*About this task*
Please copy out every line of the listing below in which the word "Table" appears.

+ + + + + + +

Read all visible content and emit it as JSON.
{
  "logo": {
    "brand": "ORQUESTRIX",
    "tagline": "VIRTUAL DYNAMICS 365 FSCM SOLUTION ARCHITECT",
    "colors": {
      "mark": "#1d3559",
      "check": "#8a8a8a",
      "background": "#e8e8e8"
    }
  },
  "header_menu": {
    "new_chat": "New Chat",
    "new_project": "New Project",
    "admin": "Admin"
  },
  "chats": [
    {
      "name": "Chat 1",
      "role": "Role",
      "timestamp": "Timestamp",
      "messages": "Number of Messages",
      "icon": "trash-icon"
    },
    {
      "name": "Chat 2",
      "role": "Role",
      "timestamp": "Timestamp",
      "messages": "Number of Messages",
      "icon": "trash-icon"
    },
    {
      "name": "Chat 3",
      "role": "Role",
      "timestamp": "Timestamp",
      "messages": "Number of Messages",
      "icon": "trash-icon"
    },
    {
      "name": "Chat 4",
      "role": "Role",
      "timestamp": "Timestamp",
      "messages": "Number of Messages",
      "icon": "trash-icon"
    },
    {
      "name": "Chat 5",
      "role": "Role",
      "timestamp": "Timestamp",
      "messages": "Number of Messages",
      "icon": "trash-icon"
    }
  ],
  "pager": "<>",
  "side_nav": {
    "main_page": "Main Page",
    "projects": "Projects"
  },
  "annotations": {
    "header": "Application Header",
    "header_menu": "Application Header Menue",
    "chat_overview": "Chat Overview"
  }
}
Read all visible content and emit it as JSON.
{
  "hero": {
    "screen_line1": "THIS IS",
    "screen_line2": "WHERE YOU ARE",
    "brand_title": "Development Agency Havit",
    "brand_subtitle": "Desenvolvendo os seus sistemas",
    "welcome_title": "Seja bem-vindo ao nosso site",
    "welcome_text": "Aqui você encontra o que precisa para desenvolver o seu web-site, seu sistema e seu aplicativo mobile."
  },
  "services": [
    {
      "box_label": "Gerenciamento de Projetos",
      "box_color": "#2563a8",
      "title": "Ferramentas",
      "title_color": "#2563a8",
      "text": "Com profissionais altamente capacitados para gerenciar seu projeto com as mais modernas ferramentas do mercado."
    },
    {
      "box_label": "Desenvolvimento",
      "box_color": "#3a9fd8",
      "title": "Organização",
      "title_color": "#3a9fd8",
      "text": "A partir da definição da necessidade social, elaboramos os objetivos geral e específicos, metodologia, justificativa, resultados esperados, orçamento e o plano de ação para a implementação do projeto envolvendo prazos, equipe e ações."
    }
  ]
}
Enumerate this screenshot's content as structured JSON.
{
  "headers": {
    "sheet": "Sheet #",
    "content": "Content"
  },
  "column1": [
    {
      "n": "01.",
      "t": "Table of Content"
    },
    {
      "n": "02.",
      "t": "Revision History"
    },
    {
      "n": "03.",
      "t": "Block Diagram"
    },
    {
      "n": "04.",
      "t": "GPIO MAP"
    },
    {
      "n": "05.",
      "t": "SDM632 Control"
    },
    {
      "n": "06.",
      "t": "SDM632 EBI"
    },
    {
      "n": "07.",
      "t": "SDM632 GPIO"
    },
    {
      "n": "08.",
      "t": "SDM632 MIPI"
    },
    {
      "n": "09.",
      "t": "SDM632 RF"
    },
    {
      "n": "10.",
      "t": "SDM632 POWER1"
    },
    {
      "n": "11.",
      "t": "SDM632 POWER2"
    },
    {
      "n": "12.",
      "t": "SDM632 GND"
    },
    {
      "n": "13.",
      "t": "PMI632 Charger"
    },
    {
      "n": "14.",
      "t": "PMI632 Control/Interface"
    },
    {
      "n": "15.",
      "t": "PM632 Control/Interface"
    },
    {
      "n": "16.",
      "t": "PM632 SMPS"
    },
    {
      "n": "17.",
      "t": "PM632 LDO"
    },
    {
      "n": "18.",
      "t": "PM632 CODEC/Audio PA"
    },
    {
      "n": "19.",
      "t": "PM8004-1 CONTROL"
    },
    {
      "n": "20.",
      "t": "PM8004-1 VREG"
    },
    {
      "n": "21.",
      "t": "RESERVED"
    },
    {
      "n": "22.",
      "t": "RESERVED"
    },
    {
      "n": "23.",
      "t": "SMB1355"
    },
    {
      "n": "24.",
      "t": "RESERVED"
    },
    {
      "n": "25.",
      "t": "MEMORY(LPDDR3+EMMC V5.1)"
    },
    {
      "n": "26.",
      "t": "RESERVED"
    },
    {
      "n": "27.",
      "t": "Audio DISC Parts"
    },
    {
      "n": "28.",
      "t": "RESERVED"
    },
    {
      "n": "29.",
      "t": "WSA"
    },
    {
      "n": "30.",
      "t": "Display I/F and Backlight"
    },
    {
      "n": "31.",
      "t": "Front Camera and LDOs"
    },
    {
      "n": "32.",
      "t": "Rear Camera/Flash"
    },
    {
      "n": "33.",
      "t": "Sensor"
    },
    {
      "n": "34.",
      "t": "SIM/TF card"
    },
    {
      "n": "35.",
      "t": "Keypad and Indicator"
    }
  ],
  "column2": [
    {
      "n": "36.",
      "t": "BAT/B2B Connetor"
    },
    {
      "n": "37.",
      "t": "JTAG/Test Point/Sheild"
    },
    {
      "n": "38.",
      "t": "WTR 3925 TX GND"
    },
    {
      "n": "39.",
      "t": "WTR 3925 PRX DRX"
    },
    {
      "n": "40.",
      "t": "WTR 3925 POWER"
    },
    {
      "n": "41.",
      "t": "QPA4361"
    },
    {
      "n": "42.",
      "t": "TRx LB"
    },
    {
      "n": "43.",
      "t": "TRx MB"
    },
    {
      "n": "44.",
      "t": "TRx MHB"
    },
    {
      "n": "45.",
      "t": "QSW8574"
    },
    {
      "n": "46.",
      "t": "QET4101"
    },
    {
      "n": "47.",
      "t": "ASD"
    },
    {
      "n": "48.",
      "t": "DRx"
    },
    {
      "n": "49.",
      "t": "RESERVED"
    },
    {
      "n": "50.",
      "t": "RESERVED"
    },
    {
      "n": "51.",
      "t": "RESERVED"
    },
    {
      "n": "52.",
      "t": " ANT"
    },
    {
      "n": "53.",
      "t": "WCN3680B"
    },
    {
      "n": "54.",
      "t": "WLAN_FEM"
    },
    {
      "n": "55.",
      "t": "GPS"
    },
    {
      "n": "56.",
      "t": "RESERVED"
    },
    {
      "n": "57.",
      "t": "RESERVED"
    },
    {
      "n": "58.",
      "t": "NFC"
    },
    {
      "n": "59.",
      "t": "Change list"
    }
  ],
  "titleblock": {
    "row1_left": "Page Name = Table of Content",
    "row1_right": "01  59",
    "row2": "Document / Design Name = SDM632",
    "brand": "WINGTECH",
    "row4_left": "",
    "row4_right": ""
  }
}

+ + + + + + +

*Answer to this problem*
      "t": "Table of Content"
    "row1_left": "Page Name = Table of Content",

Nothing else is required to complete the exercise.